But as they say, tomorrow is a new day, and you never know when the vegetables in a dish you eat may or may not have been washed with tap water, or perhaps a monkey high up in a tree will decide to wee right on top of where you stand, and you forget to wash your hands before your next meal.
You may just encounter a friendly foreign parasite who will choose you as an outlet to home himself, or perhaps an Indian selling water on the side of the street who swears the bottles aren’t just “taped closed” but then somehow after drinking it you are injested with some new, fun and playful bacteria, ready to stir things up.
However it happens, it’s bound to leap into your life for a fun 24 hours, maybe longer, maybe less.
Before getting on one of my first really long train trips in India, I told an Aussie backpacker, a now, dear friend of mine, how I had bought a huge bunch of bananas so as not to eat anything else but that. I didn’t trust the steaming hot samosas that pass through the train hallways at each stop, or the rice biriyani that after 7 hours of eating only bananas smells like a field of fresh coriander. Avoiding these foods is a way, I thought, to avoid an upset stomach on a 18 hour railway trip, on a train that has never been cleaned in its lifetime.
She looked at me and laughed. “Oh no, eat girl! That’s the best part of any train ride. Each time they bring around food you peek your head out so excited for what might be passing you by!”
Is it a papadum? Packets of cookies? Maybe a plate of chapathis with curry sealed in a plastic bag?
“The toilets on the train and by the railways may be some of the worst, but the food, is some of the best!” She told me.
I looked at her reluctantly, she seemed like a relatively responsible traveler. I guess I could trust her judgement.
It didn’t matter either way. Now, 2 hours into any train trip I take, and due half to boredom half to starving myself for the day so as not to risk getting an upset stomach, the samosas come round and I’m ready to order 6 of them. Because when it comes down to it, travelers in India will usually look at their food, think “hmm, I have an inkling this might make me very sick…” Then continue on with eating every last crumb.
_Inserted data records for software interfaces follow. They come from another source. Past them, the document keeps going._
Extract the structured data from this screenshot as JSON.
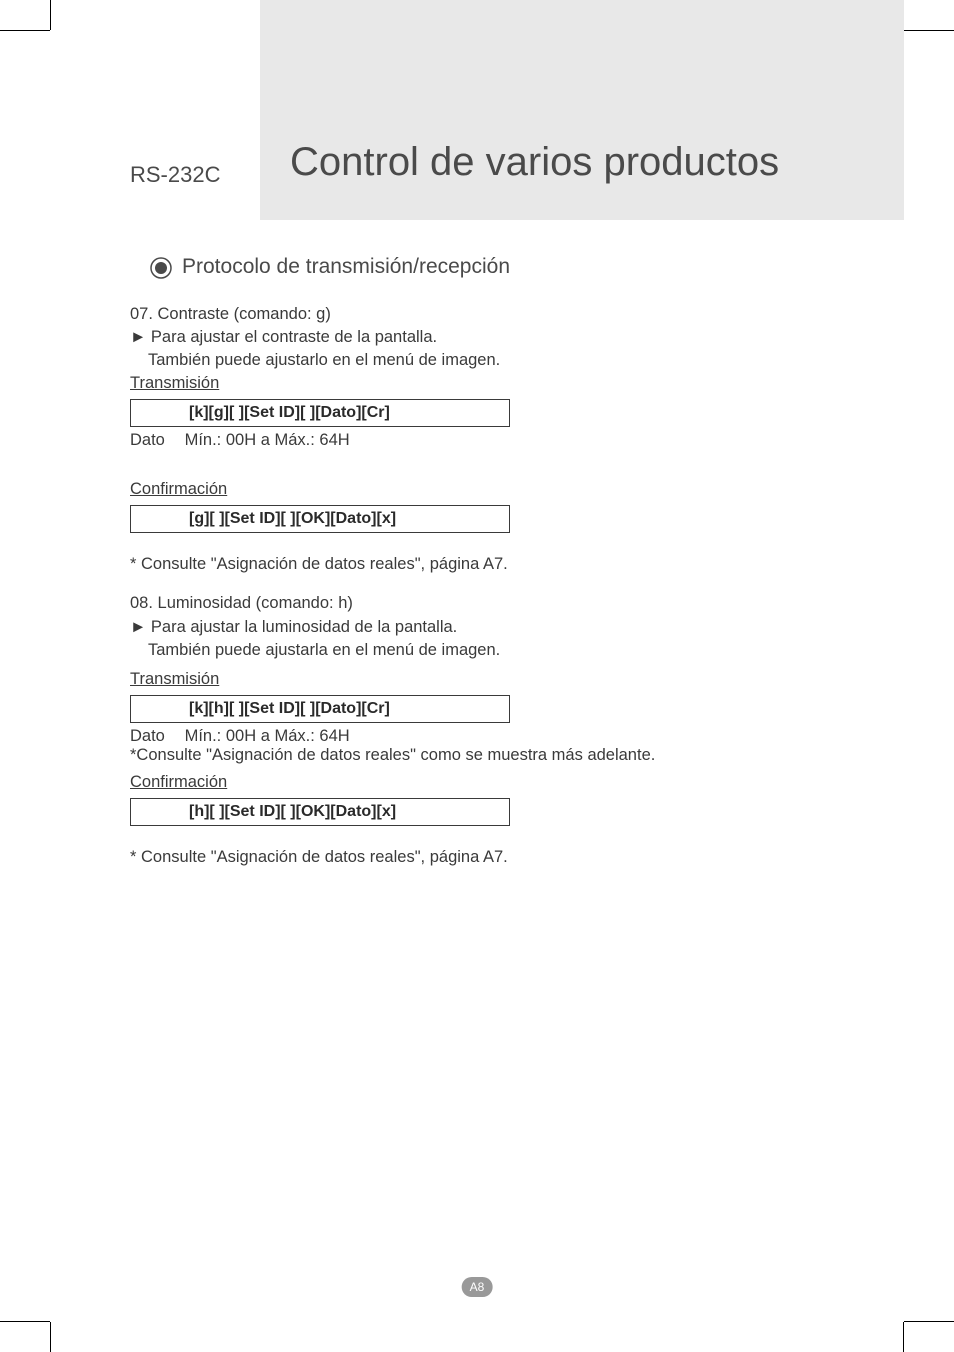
{
  "header": {
    "label": "RS-232C",
    "title": "Control de varios productos"
  },
  "section": {
    "title": "Protocolo de transmisión/recepción"
  },
  "cmd07": {
    "heading": "07. Contraste (comando: g)",
    "desc1": "► Para ajustar el contraste de la pantalla.",
    "desc2": "También puede ajustarlo en el menú de imagen.",
    "trans_label": "Transmisión",
    "trans_code": "[k][g][ ][Set ID][ ][Dato][Cr]",
    "dato_label": "Dato",
    "dato_value": "Mín.: 00H a Máx.: 64H",
    "conf_label": "Confirmación",
    "conf_code": "[g][ ][Set ID][ ][OK][Dato][x]",
    "note": "* Consulte \"Asignación de datos reales\", página A7."
  },
  "cmd08": {
    "heading": "08. Luminosidad (comando: h)",
    "desc1": "► Para ajustar la luminosidad de la pantalla.",
    "desc2": "También puede ajustarla en el menú de imagen.",
    "trans_label": "Transmisión",
    "trans_code": "[k][h][ ][Set ID][ ][Dato][Cr]",
    "dato_label": "Dato",
    "dato_value": "Mín.: 00H a Máx.: 64H",
    "note_inline": "*Consulte \"Asignación de datos reales\" como se muestra más adelante.",
    "conf_label": "Confirmación",
    "conf_code": "[h][ ][Set ID][ ][OK][Dato][x]",
    "note": "* Consulte \"Asignación de datos reales\", página A7."
  },
  "page_number": "A8"
}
Our love of food conquers over our fear of future undie changes.
And damn straight, after all, in India you’re bound to shit your pants sooner or later, may as well sit back and embrace it.